  4. Ann Bartow says:

    Maybe you could try looking her up Lexis? And leaving Gerald Frug the fuck alone? It really disgusts me when people invoke Mary Joe Frug for their own purposes, when she cannot speak for herself.

    I remember this like it was yesterday:

  5. barbara burke says:

    Hi, Professor Bartow,

    My first post was in response to the comment you cross-posted from the Monica Dux article. It mentioned the negative views of Third-Wave feminism. In that sense, I thought my post was responsive.
    As far as Mary Jo Frug, I have checked the spelling of her name many times. This is because I have seen it spelled both ways. I, too, believe it is important to spell a person’s name correctly.
    Please know that I was not invoking Frug’s name for my own purposes. I have read everything she has written. Her work is instrumental in helping me to have an informed opinion and critical perspective in law school. Her life as I have read about it was truly amazing; and yes, I have often wondered what it must have been like for female legal scholars that April day when Mary Jo Frug was killed. One writer described it as her world being shattered.
    I have been working on a paper for the last eight months and much of it focuses on Mary Jo Frug’s postmodernism. I am trying to make the connection between that and a potential Third-Wave legal theory. That is my only reason I guess in the earlier post for bringing up her name. But from your reaction now I am thinking my theory might be tenuous at best.
    Anyway, no offense was intended on my part. If I did – mea culpa.

  6. Ann Bartow says:

    There is nothing wrong with drawing links between Frug’s writings and those of other feminist legal theorists who define themselves as Third Wave. Your theory that Frug’s postmodern legal feminism might have some things in common with third wave feminism is probably correct. But saying, as you did, “I just want to say that if Mary Jo Frug were alive today she would unquestioningly embrace Third-Wave feminism” in the context of your first comment was you claiming her for “your side,” using her, and that really bugged me.

    As for spelling, let me suggest doing some research before launching sarcastic attacks.

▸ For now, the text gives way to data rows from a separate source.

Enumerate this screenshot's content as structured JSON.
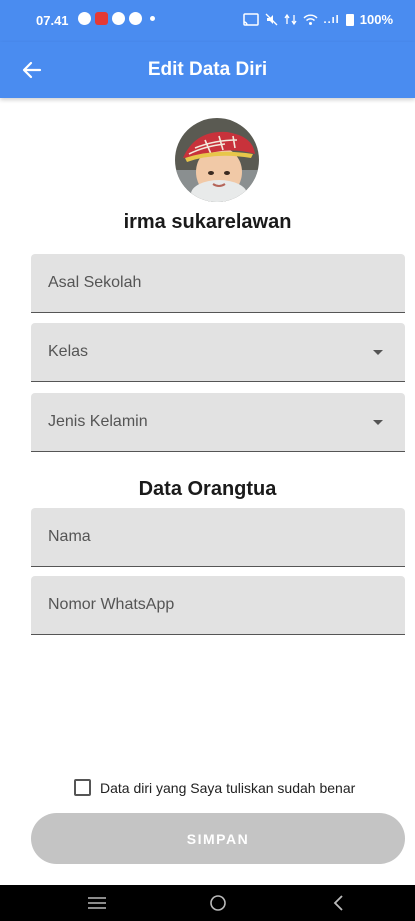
{
  "status_bar": {
    "time": "07.41",
    "signal": "..ıl",
    "battery": "100%",
    "icons": [
      "chat-icon",
      "notification-icon",
      "help-icon",
      "app-icon",
      "dot-icon",
      "cast-icon",
      "mute-icon",
      "data-icon",
      "wifi-icon",
      "signal-icon",
      "battery-icon"
    ]
  },
  "app_bar": {
    "title": "Edit Data Diri",
    "back_icon": "arrow-left-icon",
    "color": "#4a8cf0"
  },
  "profile": {
    "name": "irma sukarelawan"
  },
  "form": {
    "asal_sekolah": {
      "placeholder": "Asal Sekolah"
    },
    "kelas": {
      "placeholder": "Kelas"
    },
    "jenis_kelamin": {
      "placeholder": "Jenis Kelamin"
    },
    "section_title": "Data Orangtua",
    "nama": {
      "placeholder": "Nama"
    },
    "nomor_whatsapp": {
      "placeholder": "Nomor WhatsApp"
    },
    "confirm_label": "Data diri yang Saya tuliskan sudah benar",
    "confirm_checked": false,
    "submit_label": "SIMPAN"
  },
  "nav_bar": {
    "buttons": [
      "menu-icon",
      "home-icon",
      "back-icon"
    ]
  }
}
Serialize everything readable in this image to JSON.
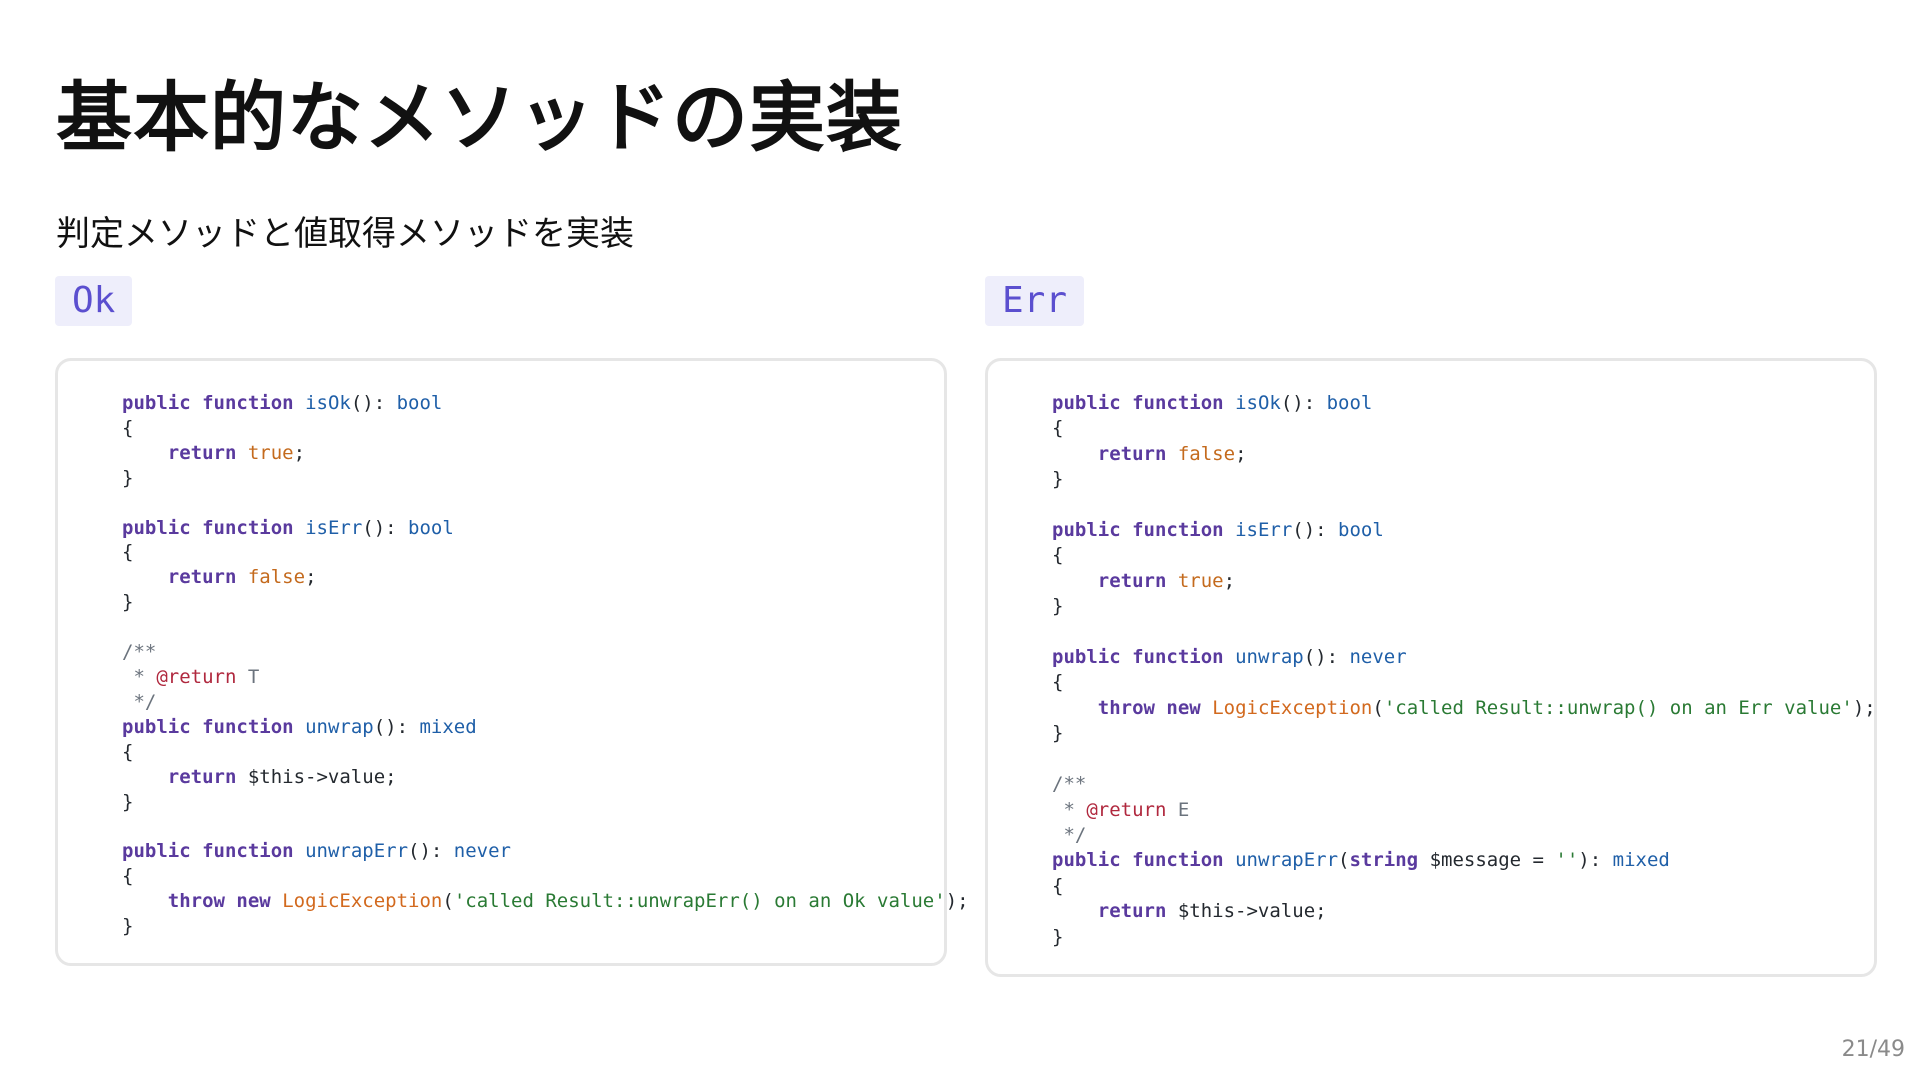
{
  "title": "基本的なメソッドの実装",
  "subtitle": "判定メソッドと値取得メソッドを実装",
  "ok": {
    "label": "Ok",
    "lines": [
      [
        [
          "kw",
          "public"
        ],
        [
          "",
          " "
        ],
        [
          "kw",
          "function"
        ],
        [
          "",
          " "
        ],
        [
          "fn",
          "isOk"
        ],
        [
          "",
          "(): "
        ],
        [
          "ty",
          "bool"
        ]
      ],
      [
        [
          "",
          "{"
        ]
      ],
      [
        [
          "",
          "    "
        ],
        [
          "kw",
          "return"
        ],
        [
          "",
          " "
        ],
        [
          "lit",
          "true"
        ],
        [
          "",
          ";"
        ]
      ],
      [
        [
          "",
          "}"
        ]
      ],
      [],
      [
        [
          "kw",
          "public"
        ],
        [
          "",
          " "
        ],
        [
          "kw",
          "function"
        ],
        [
          "",
          " "
        ],
        [
          "fn",
          "isErr"
        ],
        [
          "",
          "(): "
        ],
        [
          "ty",
          "bool"
        ]
      ],
      [
        [
          "",
          "{"
        ]
      ],
      [
        [
          "",
          "    "
        ],
        [
          "kw",
          "return"
        ],
        [
          "",
          " "
        ],
        [
          "lit",
          "false"
        ],
        [
          "",
          ";"
        ]
      ],
      [
        [
          "",
          "}"
        ]
      ],
      [],
      [
        [
          "cm",
          "/**"
        ]
      ],
      [
        [
          "cm",
          " * "
        ],
        [
          "tag",
          "@return"
        ],
        [
          "cm",
          " T"
        ]
      ],
      [
        [
          "cm",
          " */"
        ]
      ],
      [
        [
          "kw",
          "public"
        ],
        [
          "",
          " "
        ],
        [
          "kw",
          "function"
        ],
        [
          "",
          " "
        ],
        [
          "fn",
          "unwrap"
        ],
        [
          "",
          "(): "
        ],
        [
          "ty",
          "mixed"
        ]
      ],
      [
        [
          "",
          "{"
        ]
      ],
      [
        [
          "",
          "    "
        ],
        [
          "kw",
          "return"
        ],
        [
          "",
          " "
        ],
        [
          "var",
          "$this->value"
        ],
        [
          "",
          ";"
        ]
      ],
      [
        [
          "",
          "}"
        ]
      ],
      [],
      [
        [
          "kw",
          "public"
        ],
        [
          "",
          " "
        ],
        [
          "kw",
          "function"
        ],
        [
          "",
          " "
        ],
        [
          "fn",
          "unwrapErr"
        ],
        [
          "",
          "(): "
        ],
        [
          "ty",
          "never"
        ]
      ],
      [
        [
          "",
          "{"
        ]
      ],
      [
        [
          "",
          "    "
        ],
        [
          "kw",
          "throw"
        ],
        [
          "",
          " "
        ],
        [
          "kw",
          "new"
        ],
        [
          "",
          " "
        ],
        [
          "cls",
          "LogicException"
        ],
        [
          "",
          "("
        ],
        [
          "str",
          "'called Result::unwrapErr() on an Ok value'"
        ],
        [
          "",
          ");"
        ]
      ],
      [
        [
          "",
          "}"
        ]
      ]
    ]
  },
  "err": {
    "label": "Err",
    "lines": [
      [
        [
          "kw",
          "public"
        ],
        [
          "",
          " "
        ],
        [
          "kw",
          "function"
        ],
        [
          "",
          " "
        ],
        [
          "fn",
          "isOk"
        ],
        [
          "",
          "(): "
        ],
        [
          "ty",
          "bool"
        ]
      ],
      [
        [
          "",
          "{"
        ]
      ],
      [
        [
          "",
          "    "
        ],
        [
          "kw",
          "return"
        ],
        [
          "",
          " "
        ],
        [
          "lit",
          "false"
        ],
        [
          "",
          ";"
        ]
      ],
      [
        [
          "",
          "}"
        ]
      ],
      [],
      [
        [
          "kw",
          "public"
        ],
        [
          "",
          " "
        ],
        [
          "kw",
          "function"
        ],
        [
          "",
          " "
        ],
        [
          "fn",
          "isErr"
        ],
        [
          "",
          "(): "
        ],
        [
          "ty",
          "bool"
        ]
      ],
      [
        [
          "",
          "{"
        ]
      ],
      [
        [
          "",
          "    "
        ],
        [
          "kw",
          "return"
        ],
        [
          "",
          " "
        ],
        [
          "lit",
          "true"
        ],
        [
          "",
          ";"
        ]
      ],
      [
        [
          "",
          "}"
        ]
      ],
      [],
      [
        [
          "kw",
          "public"
        ],
        [
          "",
          " "
        ],
        [
          "kw",
          "function"
        ],
        [
          "",
          " "
        ],
        [
          "fn",
          "unwrap"
        ],
        [
          "",
          "(): "
        ],
        [
          "ty",
          "never"
        ]
      ],
      [
        [
          "",
          "{"
        ]
      ],
      [
        [
          "",
          "    "
        ],
        [
          "kw",
          "throw"
        ],
        [
          "",
          " "
        ],
        [
          "kw",
          "new"
        ],
        [
          "",
          " "
        ],
        [
          "cls",
          "LogicException"
        ],
        [
          "",
          "("
        ],
        [
          "str",
          "'called Result::unwrap() on an Err value'"
        ],
        [
          "",
          ");"
        ]
      ],
      [
        [
          "",
          "}"
        ]
      ],
      [],
      [
        [
          "cm",
          "/**"
        ]
      ],
      [
        [
          "cm",
          " * "
        ],
        [
          "tag",
          "@return"
        ],
        [
          "cm",
          " E"
        ]
      ],
      [
        [
          "cm",
          " */"
        ]
      ],
      [
        [
          "kw",
          "public"
        ],
        [
          "",
          " "
        ],
        [
          "kw",
          "function"
        ],
        [
          "",
          " "
        ],
        [
          "fn",
          "unwrapErr"
        ],
        [
          "",
          "("
        ],
        [
          "kw",
          "string"
        ],
        [
          "",
          " "
        ],
        [
          "var",
          "$message"
        ],
        [
          "",
          " = "
        ],
        [
          "str",
          "''"
        ],
        [
          "",
          "): "
        ],
        [
          "ty",
          "mixed"
        ]
      ],
      [
        [
          "",
          "{"
        ]
      ],
      [
        [
          "",
          "    "
        ],
        [
          "kw",
          "return"
        ],
        [
          "",
          " "
        ],
        [
          "var",
          "$this->value"
        ],
        [
          "",
          ";"
        ]
      ],
      [
        [
          "",
          "}"
        ]
      ]
    ]
  },
  "page_number": "21/49"
}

Find a copy of her casebook, Women and the Law, and you will see her name: Mary Joe Frug. There is a picture of it here: http://www.amazon.com/Frugs-Women-Law-University-Casebook/dp/1566626080/ref=sr_1_6?ie=UTF8&s=books&qid=1223248667&sr=8-6

    Or get a copy of her book, Postmodern Legal Feminism, and you will see her name: Mary Joe Frug. There is a picture of it here: http://www.amazon.com/Postmodern-Legal-Feminism-Mary-Frug/dp/0415906202/ref=sr_1_2?ie=UTF8&s=books&qid=1223248830&sr=1-2

    In the links in my previous comment, note that both the NYT and the Harvard Crimson spelled her name Mary Joe Frug. Search “Mary Joe Frug” on Lexis and you will get almost 500 results. Search “Mary Jo Frug” and you will uncover only a dozen or so typos.